(Data about app and page elements)
▬▬▬
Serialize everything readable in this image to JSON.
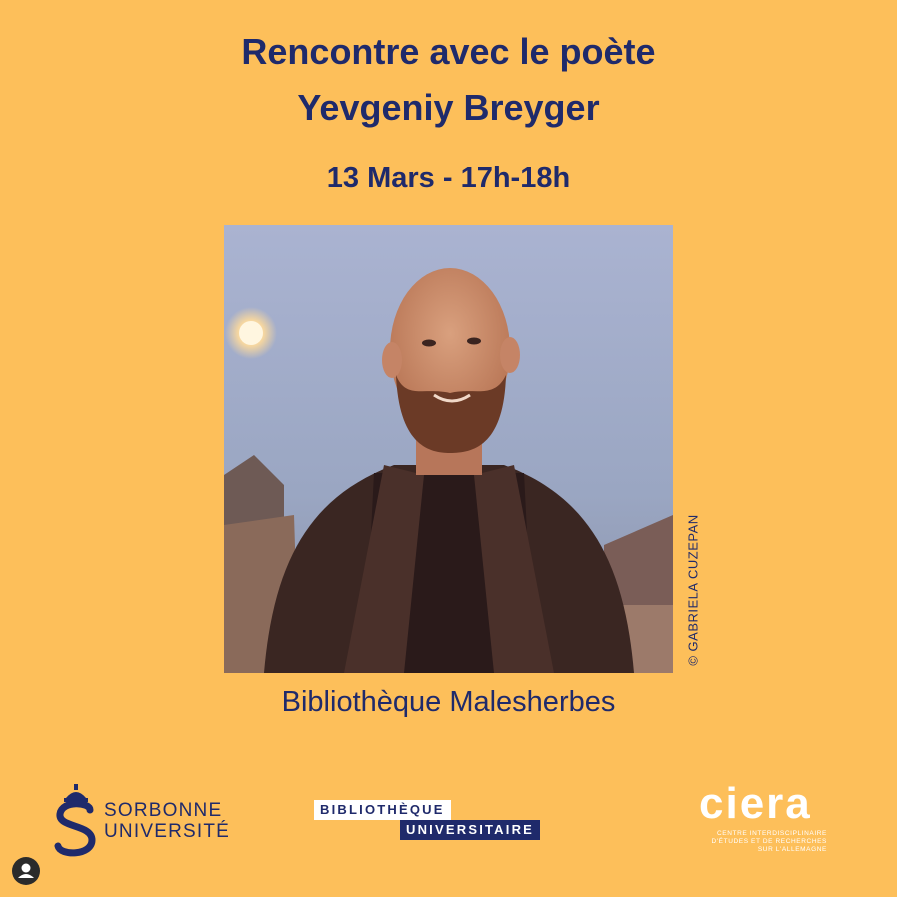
{
  "header": {
    "title_line1": "Rencontre avec le poète",
    "title_line2": "Yevgeniy Breyger",
    "date": "13 Mars - 17h-18h"
  },
  "photo": {
    "credit": "© GABRIELA CUZEPAN"
  },
  "venue": "Bibliothèque Malesherbes",
  "logos": {
    "sorbonne_line1": "SORBONNE",
    "sorbonne_line2": "UNIVERSITÉ",
    "bu_line1": "BIBLIOTHÈQUE",
    "bu_line2": "UNIVERSITAIRE",
    "ciera_word": "ciera",
    "ciera_sub1": "CENTRE INTERDISCIPLINAIRE",
    "ciera_sub2": "D'ÉTUDES ET DE RECHERCHES",
    "ciera_sub3": "SUR L'ALLEMAGNE"
  },
  "colors": {
    "background": "#fdbf5a",
    "navy": "#1f2a6b"
  }
}
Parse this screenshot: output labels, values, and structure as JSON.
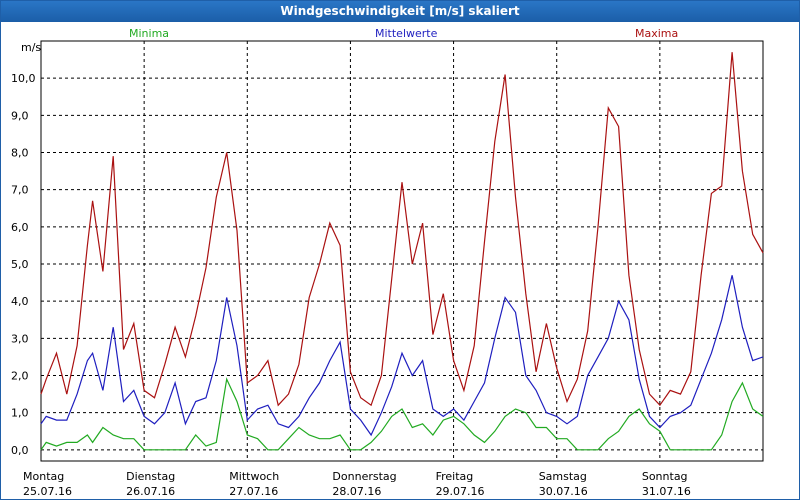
{
  "window": {
    "title": "Windgeschwindigkeit [m/s] skaliert"
  },
  "chart_data": {
    "type": "line",
    "title": "Windgeschwindigkeit [m/s] skaliert",
    "ylabel": "m/s",
    "ylim": [
      -0.3,
      11.0
    ],
    "yticks": [
      "0,0",
      "1,0",
      "2,0",
      "3,0",
      "4,0",
      "5,0",
      "6,0",
      "7,0",
      "8,0",
      "9,0",
      "10,0"
    ],
    "ytick_values": [
      0,
      1,
      2,
      3,
      4,
      5,
      6,
      7,
      8,
      9,
      10
    ],
    "xlim": [
      0,
      7
    ],
    "grid": true,
    "legend_position": "top",
    "days": [
      {
        "weekday": "Montag",
        "date": "25.07.16"
      },
      {
        "weekday": "Dienstag",
        "date": "26.07.16"
      },
      {
        "weekday": "Mittwoch",
        "date": "27.07.16"
      },
      {
        "weekday": "Donnerstag",
        "date": "28.07.16"
      },
      {
        "weekday": "Freitag",
        "date": "29.07.16"
      },
      {
        "weekday": "Samstag",
        "date": "30.07.16"
      },
      {
        "weekday": "Sonntag",
        "date": "31.07.16"
      }
    ],
    "series": [
      {
        "name": "Minima",
        "color": "#22aa22",
        "x": [
          0,
          0.05,
          0.15,
          0.25,
          0.35,
          0.45,
          0.5,
          0.6,
          0.7,
          0.8,
          0.9,
          1.0,
          1.1,
          1.2,
          1.3,
          1.4,
          1.5,
          1.6,
          1.7,
          1.8,
          1.9,
          2.0,
          2.1,
          2.2,
          2.3,
          2.4,
          2.5,
          2.6,
          2.7,
          2.8,
          2.9,
          3.0,
          3.1,
          3.2,
          3.3,
          3.4,
          3.5,
          3.6,
          3.7,
          3.8,
          3.9,
          4.0,
          4.1,
          4.2,
          4.3,
          4.4,
          4.5,
          4.6,
          4.7,
          4.8,
          4.9,
          5.0,
          5.1,
          5.2,
          5.3,
          5.4,
          5.5,
          5.6,
          5.7,
          5.8,
          5.9,
          6.0,
          6.1,
          6.2,
          6.3,
          6.4,
          6.5,
          6.6,
          6.7,
          6.8,
          6.9,
          7.0
        ],
        "values": [
          0.0,
          0.2,
          0.1,
          0.2,
          0.2,
          0.4,
          0.2,
          0.6,
          0.4,
          0.3,
          0.3,
          0.0,
          0.0,
          0.0,
          0.0,
          0.0,
          0.4,
          0.1,
          0.2,
          1.9,
          1.3,
          0.4,
          0.3,
          0.0,
          0.0,
          0.3,
          0.6,
          0.4,
          0.3,
          0.3,
          0.4,
          0.0,
          0.0,
          0.2,
          0.5,
          0.9,
          1.1,
          0.6,
          0.7,
          0.4,
          0.8,
          0.9,
          0.7,
          0.4,
          0.2,
          0.5,
          0.9,
          1.1,
          1.0,
          0.6,
          0.6,
          0.3,
          0.3,
          0.0,
          0.0,
          0.0,
          0.3,
          0.5,
          0.9,
          1.1,
          0.7,
          0.5,
          0.0,
          0.0,
          0.0,
          0.0,
          0.0,
          0.4,
          1.3,
          1.8,
          1.1,
          0.9
        ]
      },
      {
        "name": "Mittelwerte",
        "color": "#1f1fbf",
        "x": [
          0,
          0.05,
          0.15,
          0.25,
          0.35,
          0.45,
          0.5,
          0.6,
          0.7,
          0.8,
          0.9,
          1.0,
          1.1,
          1.2,
          1.3,
          1.4,
          1.5,
          1.6,
          1.7,
          1.8,
          1.9,
          2.0,
          2.1,
          2.2,
          2.3,
          2.4,
          2.5,
          2.6,
          2.7,
          2.8,
          2.9,
          3.0,
          3.1,
          3.2,
          3.3,
          3.4,
          3.5,
          3.6,
          3.7,
          3.8,
          3.9,
          4.0,
          4.1,
          4.2,
          4.3,
          4.4,
          4.5,
          4.6,
          4.7,
          4.8,
          4.9,
          5.0,
          5.1,
          5.2,
          5.3,
          5.4,
          5.5,
          5.6,
          5.7,
          5.8,
          5.9,
          6.0,
          6.1,
          6.2,
          6.3,
          6.4,
          6.5,
          6.6,
          6.7,
          6.8,
          6.9,
          7.0
        ],
        "values": [
          0.7,
          0.9,
          0.8,
          0.8,
          1.5,
          2.4,
          2.6,
          1.6,
          3.3,
          1.3,
          1.6,
          0.9,
          0.7,
          1.0,
          1.8,
          0.7,
          1.3,
          1.4,
          2.4,
          4.1,
          2.8,
          0.8,
          1.1,
          1.2,
          0.7,
          0.6,
          0.9,
          1.4,
          1.8,
          2.4,
          2.9,
          1.1,
          0.8,
          0.4,
          1.0,
          1.7,
          2.6,
          2.0,
          2.4,
          1.1,
          0.9,
          1.1,
          0.8,
          1.3,
          1.8,
          3.0,
          4.1,
          3.7,
          2.0,
          1.6,
          1.0,
          0.9,
          0.7,
          0.9,
          2.0,
          2.5,
          3.0,
          4.0,
          3.5,
          1.9,
          0.9,
          0.6,
          0.9,
          1.0,
          1.2,
          1.9,
          2.6,
          3.5,
          4.7,
          3.3,
          2.4,
          2.5
        ]
      },
      {
        "name": "Maxima",
        "color": "#aa1111",
        "x": [
          0,
          0.05,
          0.15,
          0.25,
          0.35,
          0.45,
          0.5,
          0.6,
          0.7,
          0.8,
          0.9,
          1.0,
          1.1,
          1.2,
          1.3,
          1.4,
          1.5,
          1.6,
          1.7,
          1.8,
          1.9,
          2.0,
          2.1,
          2.2,
          2.3,
          2.4,
          2.5,
          2.6,
          2.7,
          2.8,
          2.9,
          3.0,
          3.1,
          3.2,
          3.3,
          3.4,
          3.5,
          3.6,
          3.7,
          3.8,
          3.9,
          4.0,
          4.1,
          4.2,
          4.3,
          4.4,
          4.5,
          4.6,
          4.7,
          4.8,
          4.9,
          5.0,
          5.1,
          5.2,
          5.3,
          5.4,
          5.5,
          5.6,
          5.7,
          5.8,
          5.9,
          6.0,
          6.1,
          6.2,
          6.3,
          6.4,
          6.5,
          6.6,
          6.7,
          6.8,
          6.9,
          7.0
        ],
        "values": [
          1.5,
          1.9,
          2.6,
          1.5,
          2.8,
          5.5,
          6.7,
          4.8,
          7.9,
          2.7,
          3.4,
          1.6,
          1.4,
          2.3,
          3.3,
          2.5,
          3.6,
          4.9,
          6.8,
          8.0,
          5.9,
          1.8,
          2.0,
          2.4,
          1.2,
          1.5,
          2.3,
          4.1,
          5.0,
          6.1,
          5.5,
          2.1,
          1.4,
          1.2,
          2.0,
          4.6,
          7.2,
          5.0,
          6.1,
          3.1,
          4.2,
          2.4,
          1.6,
          2.8,
          5.6,
          8.3,
          10.1,
          6.8,
          4.2,
          2.1,
          3.4,
          2.2,
          1.3,
          1.9,
          3.2,
          6.0,
          9.2,
          8.7,
          4.7,
          2.7,
          1.5,
          1.2,
          1.6,
          1.5,
          2.1,
          4.7,
          6.9,
          7.1,
          10.7,
          7.5,
          5.8,
          5.3
        ]
      }
    ]
  }
}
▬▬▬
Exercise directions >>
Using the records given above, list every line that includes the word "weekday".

Answer section >>
        "weekday": "Montag",
        "weekday": "Dienstag",
        "weekday": "Mittwoch",
        "weekday": "Donnerstag",
        "weekday": "Freitag",
        "weekday": "Samstag",
        "weekday": "Sonntag",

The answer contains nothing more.